      We cultivate Storge in Orange Mound. We women are sturdy, and we are strongest when working together in community. We all have invisible Valentine boxes with lids.  Encouragement comes in multiple forms as we invest our resources compassionately through the small, concealed openings in the box. Allowing others to know our heartaches, opens the box covered in tattered Valentine hearts and cheap expressions that belie the truth of the struggles of single moms. Faith in Christ changes the tattered to the eternal.

       We befriend, support, equip, and promote the ladies in our neighborhood.  We try to absorb the pain from the wounds of the past by listening, sharing the burdens, grieving, and resourcing. Whether financial, medical, housing, educational or some other unmet need, we intervene when the ladies want us to, and help in the best ways we can. Our moms are revered at The House. The struggles of raising kids in the inner city are myriad and the fears of gun violence in their neighborhoods are palpable. Crime abounds with hair-trigger anger among the frustrations of poverty and the pandemic. We pray for all with unconditional support and grace.

       For those who have believed in Jesus, our Savior, husband, and father to our children, we have become sisters in faith, and embraced Philleo.  We are a spiritual family. Philleo brings honor and accountability to our friendships and motivates us to serve together and help all who have lost their bearings. Family always has priority, whether in security or need.  Our Prince, The Prince of Peace, opens the finest of loving relationships among individuals in this family that also packages and sells lovely teas.

       The evidence of the redemption of our past is in our assurance of the AGAPE love of our Lord.  He is Whom we serve and ultimately long to please.  We return Agape to Him, in part, by loving our neighbors as ourselves, those inside and outside the House at 3028 Carnes.

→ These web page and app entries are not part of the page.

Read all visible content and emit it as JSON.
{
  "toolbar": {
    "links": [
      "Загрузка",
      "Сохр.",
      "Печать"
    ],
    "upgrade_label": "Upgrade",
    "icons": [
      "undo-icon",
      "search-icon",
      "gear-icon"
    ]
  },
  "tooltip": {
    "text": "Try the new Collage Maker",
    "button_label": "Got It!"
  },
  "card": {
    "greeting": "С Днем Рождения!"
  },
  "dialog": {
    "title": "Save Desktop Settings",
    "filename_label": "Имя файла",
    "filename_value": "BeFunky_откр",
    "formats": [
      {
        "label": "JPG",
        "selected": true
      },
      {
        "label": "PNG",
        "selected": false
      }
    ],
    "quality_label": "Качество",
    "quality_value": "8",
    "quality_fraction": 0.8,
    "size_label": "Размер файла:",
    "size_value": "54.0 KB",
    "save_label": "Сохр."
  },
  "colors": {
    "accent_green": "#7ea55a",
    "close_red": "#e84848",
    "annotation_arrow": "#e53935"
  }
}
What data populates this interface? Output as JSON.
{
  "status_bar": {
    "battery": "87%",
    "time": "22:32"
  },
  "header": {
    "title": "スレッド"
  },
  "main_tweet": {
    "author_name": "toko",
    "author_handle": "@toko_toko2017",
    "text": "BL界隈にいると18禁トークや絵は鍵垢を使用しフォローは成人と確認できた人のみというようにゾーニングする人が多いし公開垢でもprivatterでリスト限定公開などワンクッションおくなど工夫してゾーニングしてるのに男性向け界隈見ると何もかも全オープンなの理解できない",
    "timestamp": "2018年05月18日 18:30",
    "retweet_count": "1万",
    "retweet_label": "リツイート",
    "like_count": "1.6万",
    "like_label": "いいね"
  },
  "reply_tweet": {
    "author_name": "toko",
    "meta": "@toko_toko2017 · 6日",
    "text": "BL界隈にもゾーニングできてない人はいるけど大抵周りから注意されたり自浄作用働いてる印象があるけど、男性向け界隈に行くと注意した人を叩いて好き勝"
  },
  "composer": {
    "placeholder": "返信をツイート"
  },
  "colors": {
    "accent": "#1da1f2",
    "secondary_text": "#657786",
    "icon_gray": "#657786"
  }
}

        For single moms, Jesus is their Bridegroom, Husband, and Comforter. For their children, He is their Shield and Defender, Protector and Provider. His Agape is contagious, irresistible, and available to us all.